But before entering the talk on peg Solitaire, I wish to introduce some new concepts about groups. (These are not necessarily related to the solution for Peg Solitaire)

Definitions

**Group Homomorphism**

Given two groups (G,*) and (H,.), a group homomorphism from (G,*) to (H,.) is a function h such that

If such a homomorphism is bijective, we also call that to be a group isomorphism.

**Cyclic Groups**

Remember that we talked about infinite groups such as rational numbers-{0} under multiplication? But for a group to have finite cardinality, the elements must produce one another after applying the binary operator. In other words, the set must be "cyclic."

In a more rigorous way,

**Order**

In a cyclic group, k is the order of g when

and k is the smallest integer to satisfy this claim.

In the example of {1,3,5,7} and multiplication under modulo 8, the order of the element 1 would be 4.
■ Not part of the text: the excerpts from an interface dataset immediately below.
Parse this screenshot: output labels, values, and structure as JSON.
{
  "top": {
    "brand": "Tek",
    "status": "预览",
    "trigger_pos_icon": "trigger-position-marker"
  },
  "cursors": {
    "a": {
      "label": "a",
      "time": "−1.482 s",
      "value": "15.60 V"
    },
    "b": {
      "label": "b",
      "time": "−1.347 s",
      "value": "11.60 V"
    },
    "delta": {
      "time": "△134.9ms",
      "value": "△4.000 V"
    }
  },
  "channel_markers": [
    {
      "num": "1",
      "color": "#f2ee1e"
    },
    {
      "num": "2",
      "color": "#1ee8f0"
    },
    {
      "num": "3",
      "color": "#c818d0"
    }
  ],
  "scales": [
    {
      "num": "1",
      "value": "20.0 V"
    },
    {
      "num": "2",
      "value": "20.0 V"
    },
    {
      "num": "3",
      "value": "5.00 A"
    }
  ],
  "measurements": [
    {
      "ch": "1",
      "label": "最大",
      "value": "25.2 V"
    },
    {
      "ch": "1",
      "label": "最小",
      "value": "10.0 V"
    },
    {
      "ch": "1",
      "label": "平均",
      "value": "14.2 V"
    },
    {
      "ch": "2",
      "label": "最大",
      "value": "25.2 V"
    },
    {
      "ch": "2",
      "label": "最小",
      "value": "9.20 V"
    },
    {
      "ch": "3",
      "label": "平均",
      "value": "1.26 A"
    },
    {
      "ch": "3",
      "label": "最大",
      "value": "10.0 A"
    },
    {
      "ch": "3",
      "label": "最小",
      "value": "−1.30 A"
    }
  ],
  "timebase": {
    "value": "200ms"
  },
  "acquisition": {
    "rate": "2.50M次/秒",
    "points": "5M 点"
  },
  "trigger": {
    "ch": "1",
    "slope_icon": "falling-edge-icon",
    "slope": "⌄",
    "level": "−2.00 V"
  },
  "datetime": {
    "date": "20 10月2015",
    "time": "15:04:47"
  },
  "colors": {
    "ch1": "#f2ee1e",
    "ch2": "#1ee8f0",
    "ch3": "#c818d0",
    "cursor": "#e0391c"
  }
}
Peg Solitaire

Peg Solitaire is a game played with **32 pegs and a cross-shaped board**, in which the pegs can be moved around the 33 holes. The middle hole of the board is left empty, and the player can move a peg so that the peg "jumps over" the other peg. But the peg that had been jumped over should be removed from the board. (Gif in the right)

Then, anyone who leaves the last peg in the center is a **genius**, and anyone who leaves a single peg elsewhere is an **outstanding player.** But after playing this game by yourself, you might wonder: is it possible to have the final peg in all 33 holes? Or can the final peg be located in only some of the 33 holes?
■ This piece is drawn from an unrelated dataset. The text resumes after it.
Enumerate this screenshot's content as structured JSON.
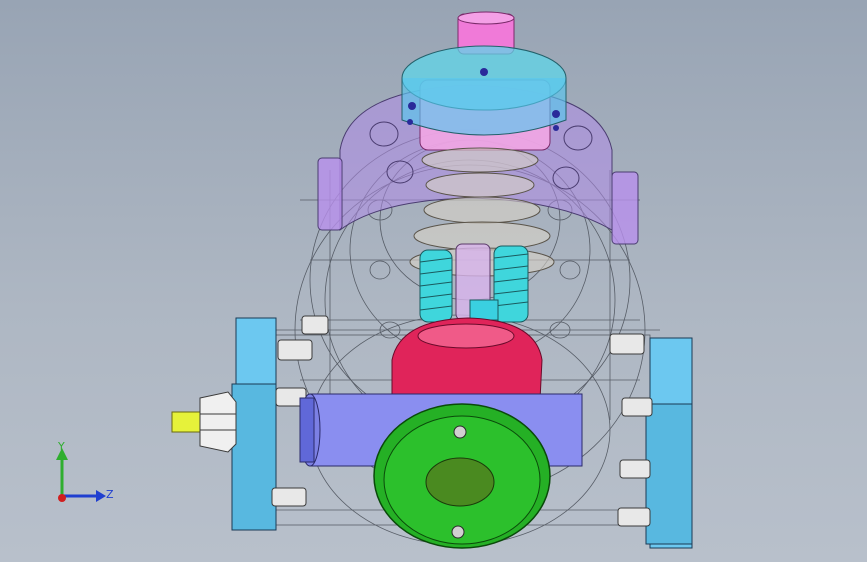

The seemingly unrelated concept of group theory play a role in this question. Firstly, we will label all the 33 holes as *Fig 1 a*. If the pegs are left as in *Fig 1 a*,* *we can represent the configuration as *Fig 1 c.*
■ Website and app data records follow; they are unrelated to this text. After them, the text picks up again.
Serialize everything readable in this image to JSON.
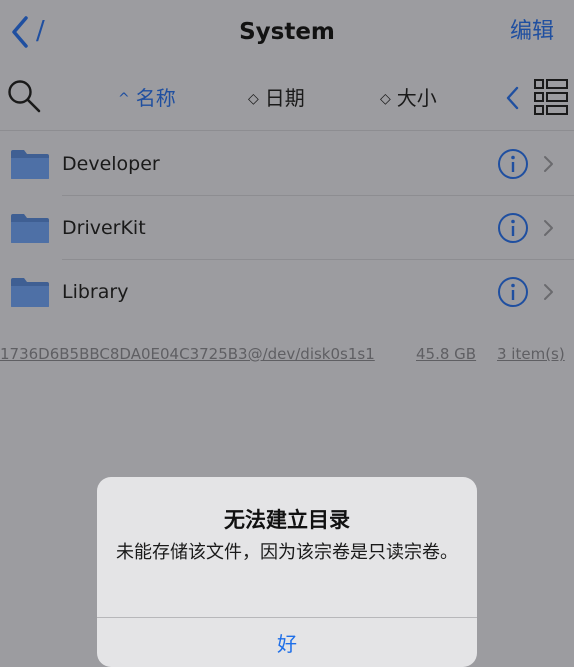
{
  "nav": {
    "back_label": "/",
    "title": "System",
    "edit_label": "编辑"
  },
  "sortbar": {
    "name_label": "名称",
    "name_arrow": "^",
    "date_label": "日期",
    "date_arrow": "◇",
    "size_label": "大小",
    "size_arrow": "◇"
  },
  "files": [
    {
      "name": "Developer",
      "icon": "folder-icon"
    },
    {
      "name": "DriverKit",
      "icon": "folder-icon"
    },
    {
      "name": "Library",
      "icon": "folder-icon"
    }
  ],
  "status": {
    "volume": "1736D6B5BBC8DA0E04C3725B3@/dev/disk0s1s1",
    "size": "45.8 GB",
    "count": "3 item(s)"
  },
  "dialog": {
    "title": "无法建立目录",
    "message": "未能存储该文件，因为该宗卷是只读宗卷。",
    "button": "好"
  },
  "colors": {
    "accent": "#1f4fa0",
    "folder": "#4a6a9e",
    "background": "#9c9ca0",
    "dialog": "#e4e4e6"
  }
}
*Fig 1. placing letters onto the board*

With this special notation, we will define an operation + for *x, y, *and *z. *If a peg moves from a hole denoted *x *over a hole *y *to a hole *z, *we will write it as

Then, note that

Hence, this binary operator is commutative. For the sake of having an inverse and identity element, we will define

This is especially true if you consider what + means. Jumping *x *over *x *would basically have no change, which is the identity element. Then, each of the elements now have an identity element. Also, associativity can be proven by trying the 27 possible combinations.

Note that from the definition of an identity,

Now, we can discover that there is an invariant for any configuration of any number of pegs. In the starting configuration, the sum of the symbols for all occupied positions is *y*. (This can be done by simple arithmetics) But when we have one peg on *x* move to a hole *y, *it would land on *z. *Do you see the connection with *x+y+z* being the identity? Regardless of what move we make, the sum of the occupied holes will be *y. *

**Hence, the pegs can only be on the holes that say y on it. **But this is not the end. Note that the board is line and rotationally symmetrical, so the points that are not line and rotationally symmetric must be excluded. For instance, in

*Fig 2 a*, the asymmetric points would be able to obtain when the peg is in the current direction, but would be impossible to obtain when the peg is 90 degrees rotated. This is a contradiction, so we can get rid of the asymmetric points.

*FIg 2. Line and rotation symmetry*

Therefore, the only possible places to end would be *Fig 3. *

Acknowledgements

The graphics were found in: __https://www.cut-the-knot.org/proofs/PegsAndGroups.shtml__